Interpersonal skills and teamwork. As an Emergency Nurse, a big part of your job revolves around working with other people. Great communication skills and listening to a patient’s concerns or a colleague’s suggestions will help you be a better nurse. Establishing positive relationships with your peers, working efficiently with other healthcare team members, and being able to get through to patients will prove incredible resources on your way to becoming an ER nurse.
Stamina cannot be overlooked. Working in the ER can be quite physically demanding and emotionally draining, so you must always be on top of your game. Stamina is about being strong mentally, maintaining discipline, and not quitting even when things get complicated. Also, building physical endurance will go a long way. As an ER nurse, you can expect to be on your feet for long hours. You may have to move patients or equipment.
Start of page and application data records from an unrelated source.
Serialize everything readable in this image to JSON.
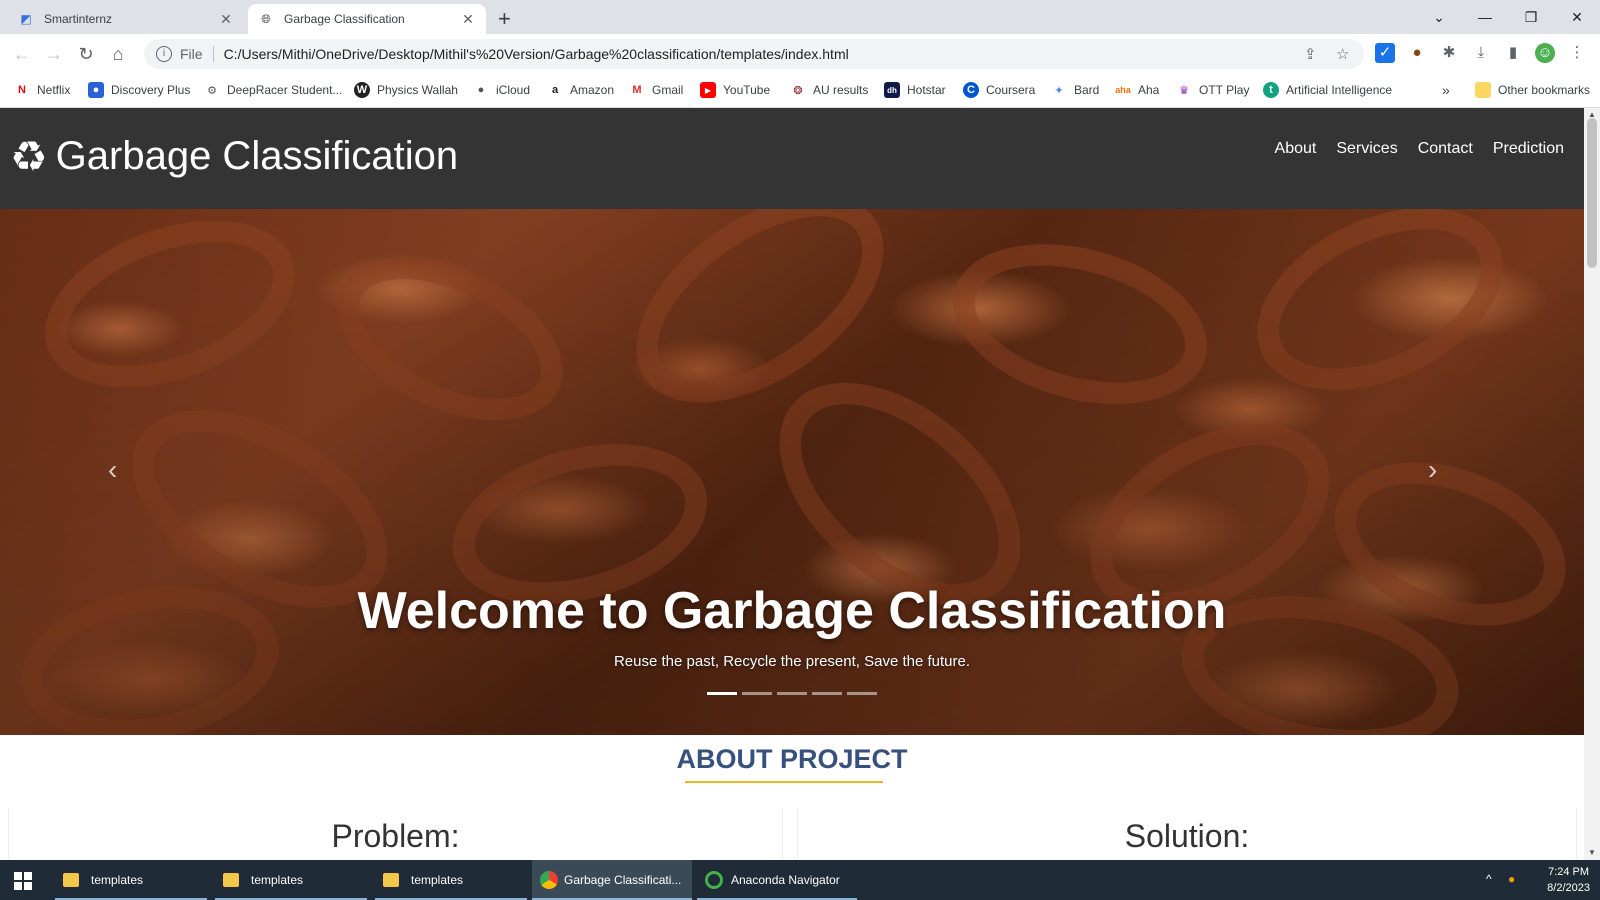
{
  "browser": {
    "tabs": [
      {
        "title": "Smartinternz",
        "active": false
      },
      {
        "title": "Garbage Classification",
        "active": true
      }
    ],
    "url_scheme": "File",
    "url": "C:/Users/Mithi/OneDrive/Desktop/Mithil's%20Version/Garbage%20classification/templates/index.html",
    "bookmarks": [
      {
        "label": "Netflix",
        "icon": "netflix-icon",
        "color": "#e50914"
      },
      {
        "label": "Discovery Plus",
        "icon": "discovery-plus-icon",
        "color": "#2a62d6"
      },
      {
        "label": "DeepRacer Student...",
        "icon": "deepracer-icon",
        "color": "#555555"
      },
      {
        "label": "Physics Wallah",
        "icon": "physics-wallah-icon",
        "color": "#222222"
      },
      {
        "label": "iCloud",
        "icon": "apple-icon",
        "color": "#555555"
      },
      {
        "label": "Amazon",
        "icon": "amazon-icon",
        "color": "#222222"
      },
      {
        "label": "Gmail",
        "icon": "gmail-icon",
        "color": "#d93025"
      },
      {
        "label": "YouTube",
        "icon": "youtube-icon",
        "color": "#ff0000"
      },
      {
        "label": "AU results",
        "icon": "au-results-icon",
        "color": "#8b1a1a"
      },
      {
        "label": "Hotstar",
        "icon": "hotstar-icon",
        "color": "#0f1a4a"
      },
      {
        "label": "Coursera",
        "icon": "coursera-icon",
        "color": "#0056d2"
      },
      {
        "label": "Bard",
        "icon": "bard-icon",
        "color": "#4285f4"
      },
      {
        "label": "Aha",
        "icon": "aha-icon",
        "color": "#ff6d00"
      },
      {
        "label": "OTT Play",
        "icon": "ott-play-icon",
        "color": "#8e24aa"
      },
      {
        "label": "Artificial Intelligence",
        "icon": "ai-icon",
        "color": "#10a37f"
      }
    ],
    "other_bookmarks": "Other bookmarks",
    "more_bookmarks": "»"
  },
  "site": {
    "brand": "Garbage Classification",
    "nav": [
      "About",
      "Services",
      "Contact",
      "Prediction"
    ],
    "hero": {
      "title": "Welcome to Garbage Classification",
      "subtitle": "Reuse the past, Recycle the present, Save the future.",
      "slide_count": 5,
      "active_slide": 1
    },
    "about": {
      "title": "ABOUT PROJECT",
      "columns": [
        "Problem:",
        "Solution:"
      ]
    },
    "colors": {
      "navbar": "#343434",
      "heading": "#37517e",
      "accent": "#f0b429"
    }
  },
  "taskbar": {
    "items": [
      {
        "label": "templates",
        "icon": "folder-icon"
      },
      {
        "label": "templates",
        "icon": "folder-icon"
      },
      {
        "label": "templates",
        "icon": "folder-icon"
      },
      {
        "label": "Garbage Classificati...",
        "icon": "chrome-icon"
      },
      {
        "label": "Anaconda Navigator",
        "icon": "anaconda-icon"
      }
    ],
    "time": "7:24 PM",
    "date": "8/2/2023"
  }
}
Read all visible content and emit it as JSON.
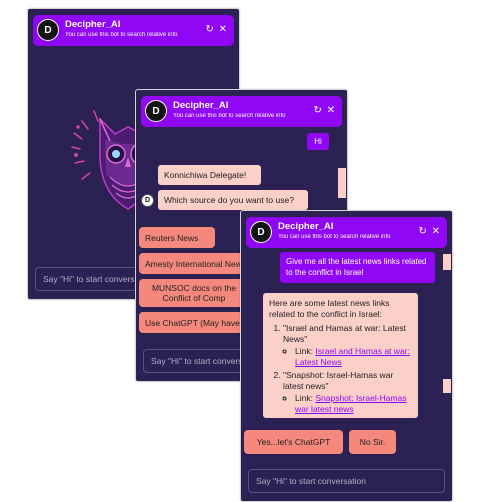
{
  "app": {
    "title": "Decipher_AI",
    "subtitle": "You can use this bot to search relative info",
    "avatar_letter": "D",
    "back_icon": "↻",
    "close_icon": "✕",
    "input_placeholder": "Say \"Hi\" to start conversation"
  },
  "window1": {
    "input_placeholder": "Say \"Hi\" to start conversation"
  },
  "window2": {
    "user_msg": "Hi",
    "bot_greeting": "Konnichiwa Delegate!",
    "bot_question": "Which source do you want to use?",
    "options": [
      "Reuters News",
      "Amesty International News",
      "MUNSOC docs on the Conflict of Comp",
      "Use ChatGPT (May have limited knowledge)"
    ],
    "input_placeholder": "Say \"Hi\" to start conversation"
  },
  "window3": {
    "user_msg": "Give me all the latest news links related to the conflict in Israel",
    "bot_intro": "Here are some latest news links related to the conflict in Israel:",
    "items": [
      {
        "title": "\"Israel and Hamas at war: Latest News\"",
        "link_label": "Link:",
        "link_text": "Israel and Hamas at war: Latest News"
      },
      {
        "title": "\"Snapshot: Israel-Hamas war latest news\"",
        "link_label": "Link:",
        "link_text": "Snapshot: Israel-Hamas war latest news"
      }
    ],
    "buttons": [
      "Yes...let's ChatGPT",
      "No Sir."
    ],
    "input_placeholder": "Say \"Hi\" to start conversation"
  },
  "colors": {
    "background": "#2c2153",
    "header": "#8f07f4",
    "bot_bubble": "#fbd0c9",
    "option_button": "#f4887d"
  }
}
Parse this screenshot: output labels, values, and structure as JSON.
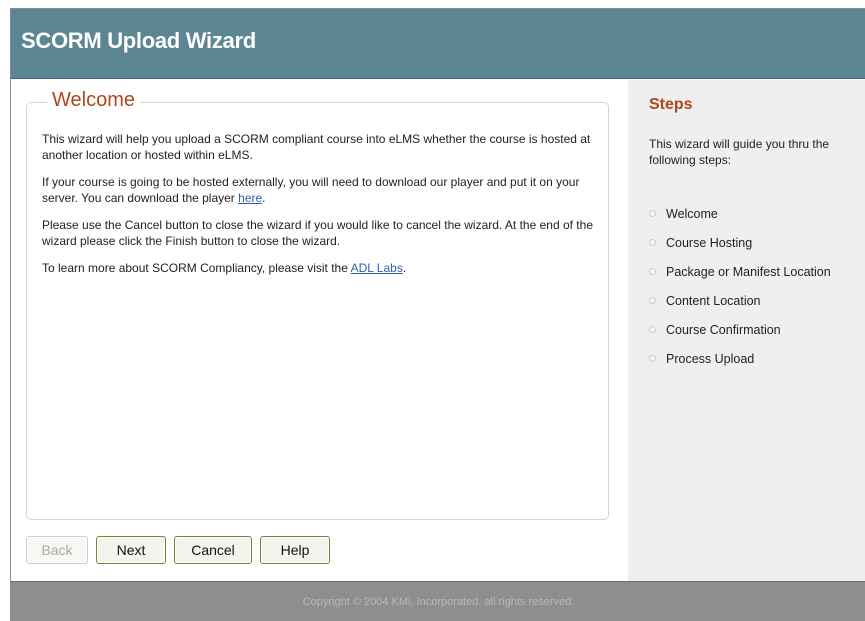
{
  "header": {
    "title": "SCORM Upload Wizard"
  },
  "welcome": {
    "legend": "Welcome",
    "paragraph1": "This wizard will help you upload a SCORM compliant course into eLMS whether the course is hosted at another location or hosted within eLMS.",
    "paragraph2_text": "If your course is going to be hosted externally, you will need to download our player and put it on your server. You can download the player ",
    "paragraph2_link": "here",
    "paragraph2_end": ".",
    "paragraph3": "Please use the Cancel button to close the wizard if you would like to cancel the wizard. At the end of the wizard please click the Finish button to close the wizard.",
    "paragraph4_text": "To learn more about SCORM Compliancy, please visit the ",
    "paragraph4_link": "ADL Labs",
    "paragraph4_end": "."
  },
  "buttons": {
    "back": "Back",
    "next": "Next",
    "cancel": "Cancel",
    "help": "Help"
  },
  "steps": {
    "title": "Steps",
    "intro": "This wizard will guide you thru the following steps:",
    "items": [
      "Welcome",
      "Course Hosting",
      "Package or Manifest Location",
      "Content Location",
      "Course Confirmation",
      "Process Upload"
    ]
  },
  "footer": {
    "copyright": "Copyright © 2004 KMi, Incorporated, all rights reserved."
  },
  "colors": {
    "header_bg": "#5d8694",
    "accent": "#b0461c",
    "link": "#2f5fb0",
    "steps_bg": "#efefef",
    "footer_bg": "#8e8e8e"
  }
}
There may be lifting involved or other duties that require some strength. Don’t discount the need to be in good physical and mental shape when embarking on your journey to become an ER nurse.
Are You Ready to Save Lives in the ER?
ER nursing is an excellent fit for nurses who like to be challenged and want a dynamic and never-boring work environment. Nurses who are great at working in teams, who are pros at juggling tasks, and managing stress will enjoy working in the emergency room. Does that sound like you? Does the idea of being on the frontlines of care seem appealing to you?
In that case, you should consider a career as an ER Registered Nurse. Prepare yourself for the joys and demands of the emergency department by investing in quality nursing education.
Enroll in Nightingale College’s RN-to-BSN program and reap the benefits of a Bachelor’s Degree in Nursing.